Google is one of the finest — and certainly one of the worst — creations in the history of dog-kind.
Its chief dog upside is that it makes lots of helpful information available to answer questions about why dogs do what they do, how to train them and how to best care for them and love them. (Learn more about those subjects in this section of Thurbers blog.)
But its dog downsides are considerable — as we new dog mom and dads may spend hours online “discovering” that something is terribly wrong with our puppies!
New Malady: Google Dogo-chondria!
Google is the first refuge of our most hypochondriac tendencies.
When you’re not feeling well one day, what’s the first thing you do?
You Google your symptoms and, within minutes, you’re convinced you’re dying from some horrific disease or that something else horrible is going to happen to you — only to later discover you have mild indigestion or something equally harmless.
Now pick a 9-day-old puppy to bring into your home and — while you wait the longest 6 and ½ weeks of your life, as I did, to bring him home in his 8th week of life — you’ll discover no end to daily Google panic attacks.
Was My Puppy Going to Be Homely?
One thing I noticed about my puppy, at only 9 days old, was that his features were not as angular and pronounced as some of the other pups in the litter.
After I chose him to be the puppy I would bring into my home, Mike set him next to another of his litter mates, who was brown with a larger head and large floppy ears that are common to healthy, good-looking labs.
“Now that’s a handsome pup,” said Mike, pointing away from my puppy, unaware of the incredible slight I immediately felt.
He didn’t mean to slight me or my pup, of course, but his words stung because they were true.
Thurber’s head was smaller than the handsome pup.
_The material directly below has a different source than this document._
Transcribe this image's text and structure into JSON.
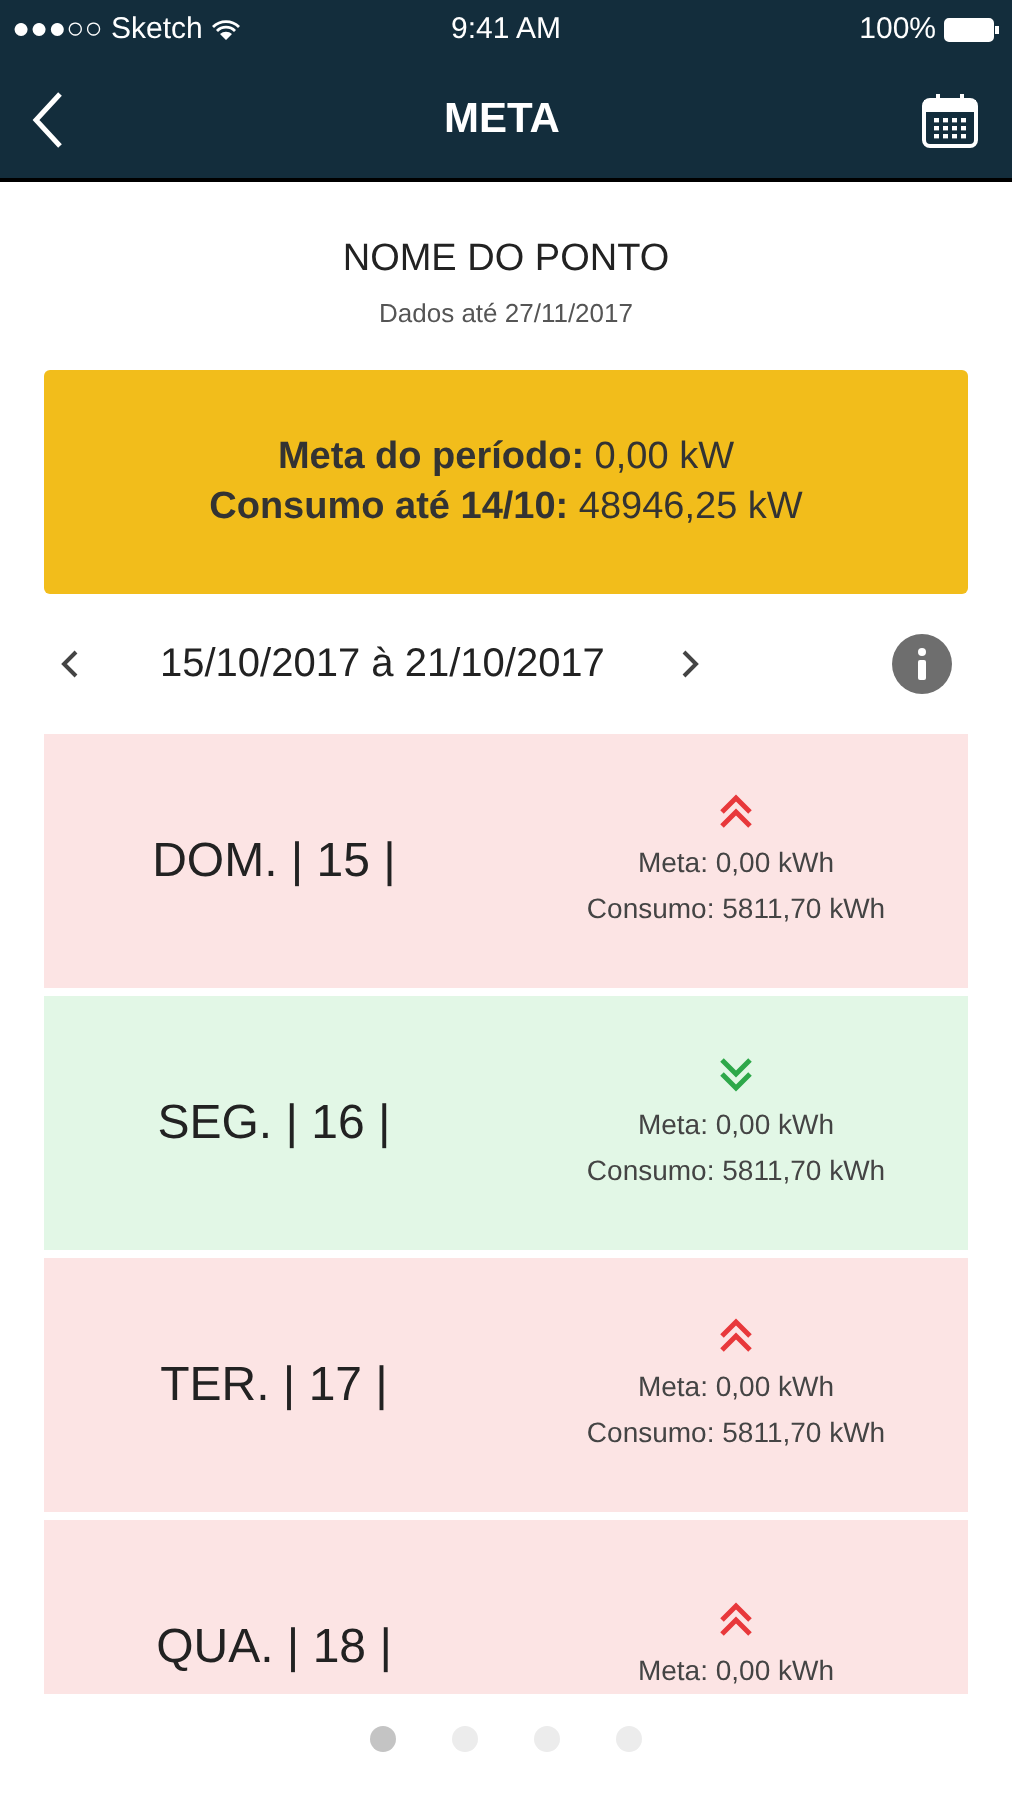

His ears were significantly smaller and appeared, at that time, as though they may have been deformed — never to develop fully into the long floppy ears labs commonly have.
And as I waited to bring my puppy home, I obsessed over such worries — thanks to Google search.
I typed in “lab puppy with undeveloped ears” and was off to the races, discovering several forums in which other lab mom and dads were panicking over the size of their dog’s ears.
The photos Mike texted me on a regular basis — Mike texted all the new mom and dads daily to share their pup’s development — only made me worry all the more.
Here is a photo of Thurber on January 5, 2021, two days after I met and chose my puppy:
A normal person would react to this photo thinking “what a cute 11-day-old puppy, who will soon open up his eyes!”
Here’s what I was thinking: “Ah, well, he’s not going to develop normal ears, but I will love him anyhow, but I hope his health is going to be OK?”
So I googled “how do you know your 11-day-old lab puppy is healthy” next.
On and on did the panicked Googling commence.
Then I began worrying that his laid-back personality was indicative of some kind of brain condition and, oh, my, thing Google-induced panic only got worse from there.
Was He Going to Be Dumb?
If your pup is one of the more laid-back pups in the litter, here’s what you should do: nothing.
Thank God you will soon be bringing a puppy into your home to bring you endless joy and laughter.
Do not search “is my laid-back puppy dumb?” unless you wish to enjoy sleepless nights and agonizing days in which you are unable to focus on your work or anything else you used to do before you started worrying about your puppy.
There is an endless amount of material on laid-back puppies — the unassertive ones who appear to do their own thing — turning out to be the dumbest pups in the litter.
I spent hours reading it all.
The only outcome of the wasteful exercise was that I was now certain I’d have a dog with undeveloped ears who would also be dumb as a rock.
Still, I thanked God for giving me the opportunity to bring this lovable pup into my home, but I did worry others would mock me for loving such an odd-looking, clumsy, dopey pup.
Thankfully, Mike Continued Sending Pics
Thankfully, as I would happily discover over time, every single worry turned out to be a fruitless waste of time.
Thankfully, Mike continued sending me photos that showed my pup developing in a typical, very healthy manner.
Here he is on January 23, 2021, at 30 days of age:
Here he is on January 29, 2021, at 36 days of age:
By February 16, 2021, at 54 days of age, he began displaying the qualities of a very handsome lab puppy:
It would turn out, I know now, that I would be blessed with a puppy who would become one of the handsomest in his litter. Here he is at month 8:
He’s also way smarter than I expected him, or any dog, to be.
In fact, I have finally realized he is the smarter of the two of us and I am the dumb one with the underdeveloped ears.
I haven’t “listened” to him closely enough to realize he has been training me (more on training later) as every smart does dog to his humans when his humans aren’t fully aware of what they’ve got themselves into.
The Moral of this Silly Story:
Don’t “Google-panic” over your new puppy, as I did, or you’ll waste a lot of precious time that you could have wasted more productively on a million other procrastination-worthy matters.
The moral is: Thank God you will soon have a wonderful puppy in your home filling you with a high level of joy and laughter you had no idea you’d been living without!